Whether you regard this as a feature or a benefit, there is no question that this is true for many of the ingenuous and all of the disingenuous voters who have pulled the lever for Donald Trump:
— The New York Times (@nytimes) May 7, 2016
And, yes, we know that “ingenuous” and “disingenuous” are not precise antonyms. We meant to do that.
Regardless, the original Grand Old Party was the coalition of anti-immigrant, anti-alcohol, anti-slavery, pro-Union and, within a few years, anti-inflation and pro-business forces. In today’s terms, the first two groups follow Trump and social cons, respectively. The middle two groups are a dead letter — although we suspect the current election season will see some resurgence in fringe secessionists — and the last two groups most reflect the now vilified “establishment.” The question is, where do the all the pieces go?

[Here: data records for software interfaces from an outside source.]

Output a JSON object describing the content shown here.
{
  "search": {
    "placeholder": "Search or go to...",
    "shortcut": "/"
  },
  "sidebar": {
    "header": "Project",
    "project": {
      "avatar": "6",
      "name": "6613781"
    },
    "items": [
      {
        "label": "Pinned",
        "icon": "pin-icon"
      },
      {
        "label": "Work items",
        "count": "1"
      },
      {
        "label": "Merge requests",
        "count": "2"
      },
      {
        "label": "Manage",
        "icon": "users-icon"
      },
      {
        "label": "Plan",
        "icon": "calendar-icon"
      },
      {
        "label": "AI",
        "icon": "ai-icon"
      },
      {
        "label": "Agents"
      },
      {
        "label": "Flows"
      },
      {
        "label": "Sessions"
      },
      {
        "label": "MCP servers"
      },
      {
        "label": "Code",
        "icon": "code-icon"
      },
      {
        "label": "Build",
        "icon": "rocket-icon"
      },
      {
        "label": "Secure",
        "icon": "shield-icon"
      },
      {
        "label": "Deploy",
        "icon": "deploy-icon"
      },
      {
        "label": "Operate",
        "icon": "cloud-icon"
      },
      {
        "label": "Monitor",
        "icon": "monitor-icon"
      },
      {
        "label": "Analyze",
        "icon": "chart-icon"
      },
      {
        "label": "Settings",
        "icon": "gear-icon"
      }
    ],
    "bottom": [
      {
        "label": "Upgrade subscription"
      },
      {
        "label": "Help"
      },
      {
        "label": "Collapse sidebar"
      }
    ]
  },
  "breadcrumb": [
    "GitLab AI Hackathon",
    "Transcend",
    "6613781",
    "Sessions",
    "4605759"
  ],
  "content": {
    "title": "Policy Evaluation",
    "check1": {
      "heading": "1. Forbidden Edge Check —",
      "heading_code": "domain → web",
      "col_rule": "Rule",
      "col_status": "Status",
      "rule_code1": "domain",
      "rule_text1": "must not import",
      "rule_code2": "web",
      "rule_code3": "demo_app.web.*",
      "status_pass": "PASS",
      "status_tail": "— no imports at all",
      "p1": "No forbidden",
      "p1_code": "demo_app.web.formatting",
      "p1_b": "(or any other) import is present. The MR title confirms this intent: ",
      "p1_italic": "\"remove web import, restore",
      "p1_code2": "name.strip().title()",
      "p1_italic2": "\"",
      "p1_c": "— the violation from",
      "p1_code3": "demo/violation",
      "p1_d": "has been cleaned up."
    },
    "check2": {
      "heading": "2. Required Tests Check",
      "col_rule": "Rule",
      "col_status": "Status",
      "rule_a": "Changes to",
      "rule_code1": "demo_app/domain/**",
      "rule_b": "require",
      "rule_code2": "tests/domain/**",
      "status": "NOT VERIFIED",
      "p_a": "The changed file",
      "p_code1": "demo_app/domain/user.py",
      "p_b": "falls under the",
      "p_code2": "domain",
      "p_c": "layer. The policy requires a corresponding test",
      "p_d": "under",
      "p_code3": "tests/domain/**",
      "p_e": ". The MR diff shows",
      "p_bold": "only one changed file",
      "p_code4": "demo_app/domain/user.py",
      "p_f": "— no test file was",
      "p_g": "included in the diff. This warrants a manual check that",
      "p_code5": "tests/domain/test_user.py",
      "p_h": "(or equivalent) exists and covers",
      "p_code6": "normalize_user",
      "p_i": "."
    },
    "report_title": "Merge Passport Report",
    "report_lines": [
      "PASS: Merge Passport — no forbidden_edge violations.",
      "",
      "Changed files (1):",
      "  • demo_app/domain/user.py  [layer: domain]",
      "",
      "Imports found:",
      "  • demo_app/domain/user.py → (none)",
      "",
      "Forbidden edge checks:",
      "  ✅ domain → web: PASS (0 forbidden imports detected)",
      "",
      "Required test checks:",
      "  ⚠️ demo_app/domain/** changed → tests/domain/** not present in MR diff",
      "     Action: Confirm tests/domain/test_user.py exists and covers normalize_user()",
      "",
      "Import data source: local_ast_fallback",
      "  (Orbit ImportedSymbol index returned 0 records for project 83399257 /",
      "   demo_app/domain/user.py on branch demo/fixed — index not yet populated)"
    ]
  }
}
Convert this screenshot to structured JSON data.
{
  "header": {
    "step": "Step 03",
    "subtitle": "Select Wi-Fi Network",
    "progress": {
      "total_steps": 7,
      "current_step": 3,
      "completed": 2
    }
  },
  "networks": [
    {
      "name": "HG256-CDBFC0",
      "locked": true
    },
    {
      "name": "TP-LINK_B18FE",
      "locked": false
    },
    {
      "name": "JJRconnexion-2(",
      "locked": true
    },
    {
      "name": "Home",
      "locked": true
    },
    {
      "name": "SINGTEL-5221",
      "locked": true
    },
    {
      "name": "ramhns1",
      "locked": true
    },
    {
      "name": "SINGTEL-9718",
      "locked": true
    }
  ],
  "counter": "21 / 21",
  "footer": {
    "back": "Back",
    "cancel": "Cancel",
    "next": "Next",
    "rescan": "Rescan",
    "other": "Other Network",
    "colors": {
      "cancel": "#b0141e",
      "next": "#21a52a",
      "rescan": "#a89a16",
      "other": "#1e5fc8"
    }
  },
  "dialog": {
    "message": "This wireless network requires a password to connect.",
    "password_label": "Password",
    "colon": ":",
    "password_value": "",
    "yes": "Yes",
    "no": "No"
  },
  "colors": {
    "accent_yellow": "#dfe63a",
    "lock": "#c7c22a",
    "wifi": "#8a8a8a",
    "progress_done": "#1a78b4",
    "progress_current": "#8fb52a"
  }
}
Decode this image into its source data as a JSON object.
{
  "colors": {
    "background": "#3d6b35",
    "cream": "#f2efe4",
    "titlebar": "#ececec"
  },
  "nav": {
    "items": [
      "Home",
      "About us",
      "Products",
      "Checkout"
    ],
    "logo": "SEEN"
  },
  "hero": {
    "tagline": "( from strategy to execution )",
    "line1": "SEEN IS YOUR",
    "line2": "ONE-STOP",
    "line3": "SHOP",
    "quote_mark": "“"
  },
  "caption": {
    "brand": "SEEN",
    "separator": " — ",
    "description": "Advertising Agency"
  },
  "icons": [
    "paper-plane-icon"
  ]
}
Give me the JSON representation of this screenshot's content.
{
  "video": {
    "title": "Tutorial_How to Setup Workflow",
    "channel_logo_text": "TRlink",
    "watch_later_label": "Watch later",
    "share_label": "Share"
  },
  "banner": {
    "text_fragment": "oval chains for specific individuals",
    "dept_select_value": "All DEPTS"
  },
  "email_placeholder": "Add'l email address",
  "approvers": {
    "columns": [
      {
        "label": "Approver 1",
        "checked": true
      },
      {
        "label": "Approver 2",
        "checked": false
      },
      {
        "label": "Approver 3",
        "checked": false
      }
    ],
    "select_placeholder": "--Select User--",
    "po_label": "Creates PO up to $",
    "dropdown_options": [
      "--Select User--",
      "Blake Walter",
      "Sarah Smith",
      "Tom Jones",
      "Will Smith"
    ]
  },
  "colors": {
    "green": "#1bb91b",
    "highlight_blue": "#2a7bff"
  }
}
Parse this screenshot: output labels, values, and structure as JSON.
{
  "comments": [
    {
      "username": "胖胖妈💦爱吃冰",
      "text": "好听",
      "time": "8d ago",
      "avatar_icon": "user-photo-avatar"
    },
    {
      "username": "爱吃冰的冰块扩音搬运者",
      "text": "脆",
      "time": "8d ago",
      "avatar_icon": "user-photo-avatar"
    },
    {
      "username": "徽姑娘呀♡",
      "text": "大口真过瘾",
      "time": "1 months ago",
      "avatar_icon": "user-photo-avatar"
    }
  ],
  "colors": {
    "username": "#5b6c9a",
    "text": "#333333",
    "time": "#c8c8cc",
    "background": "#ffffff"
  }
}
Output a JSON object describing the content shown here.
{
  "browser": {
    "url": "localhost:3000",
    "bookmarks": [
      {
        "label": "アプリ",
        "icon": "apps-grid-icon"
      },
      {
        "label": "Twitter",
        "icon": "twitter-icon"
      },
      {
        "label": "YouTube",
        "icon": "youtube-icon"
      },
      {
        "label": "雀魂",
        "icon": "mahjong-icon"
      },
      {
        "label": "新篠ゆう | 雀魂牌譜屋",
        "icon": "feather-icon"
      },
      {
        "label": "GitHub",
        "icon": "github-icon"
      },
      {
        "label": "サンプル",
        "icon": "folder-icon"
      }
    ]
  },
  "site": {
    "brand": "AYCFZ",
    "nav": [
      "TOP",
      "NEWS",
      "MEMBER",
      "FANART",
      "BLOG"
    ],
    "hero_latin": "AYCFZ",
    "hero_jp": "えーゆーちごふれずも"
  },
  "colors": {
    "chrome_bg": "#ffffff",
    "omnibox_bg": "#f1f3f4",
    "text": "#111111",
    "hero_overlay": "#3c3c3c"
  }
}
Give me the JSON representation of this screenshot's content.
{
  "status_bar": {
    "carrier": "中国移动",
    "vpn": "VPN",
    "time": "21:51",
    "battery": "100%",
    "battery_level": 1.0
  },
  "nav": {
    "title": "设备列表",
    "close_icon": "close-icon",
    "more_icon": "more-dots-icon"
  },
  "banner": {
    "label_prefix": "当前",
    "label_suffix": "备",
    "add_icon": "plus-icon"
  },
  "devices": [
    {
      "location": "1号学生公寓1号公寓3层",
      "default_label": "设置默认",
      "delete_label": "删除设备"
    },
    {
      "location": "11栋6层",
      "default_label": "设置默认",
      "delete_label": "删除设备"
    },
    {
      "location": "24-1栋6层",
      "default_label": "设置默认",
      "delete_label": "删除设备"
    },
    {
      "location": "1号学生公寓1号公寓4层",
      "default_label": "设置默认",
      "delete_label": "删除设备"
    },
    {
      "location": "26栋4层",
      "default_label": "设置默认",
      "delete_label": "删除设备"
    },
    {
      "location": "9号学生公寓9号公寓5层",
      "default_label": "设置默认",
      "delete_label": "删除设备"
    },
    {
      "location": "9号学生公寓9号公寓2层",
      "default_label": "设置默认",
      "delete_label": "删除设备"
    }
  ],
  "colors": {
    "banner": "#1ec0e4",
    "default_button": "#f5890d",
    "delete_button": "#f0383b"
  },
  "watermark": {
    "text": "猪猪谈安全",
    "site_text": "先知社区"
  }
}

In any case, we do predict this: the fragmentation of the GOP will have some very surprising effects on the Democratic Party, and will accelerate its own radical transformation. Why? Because once the first major party shatters, the first time it will have happened since before the Civil War, the example will have been made.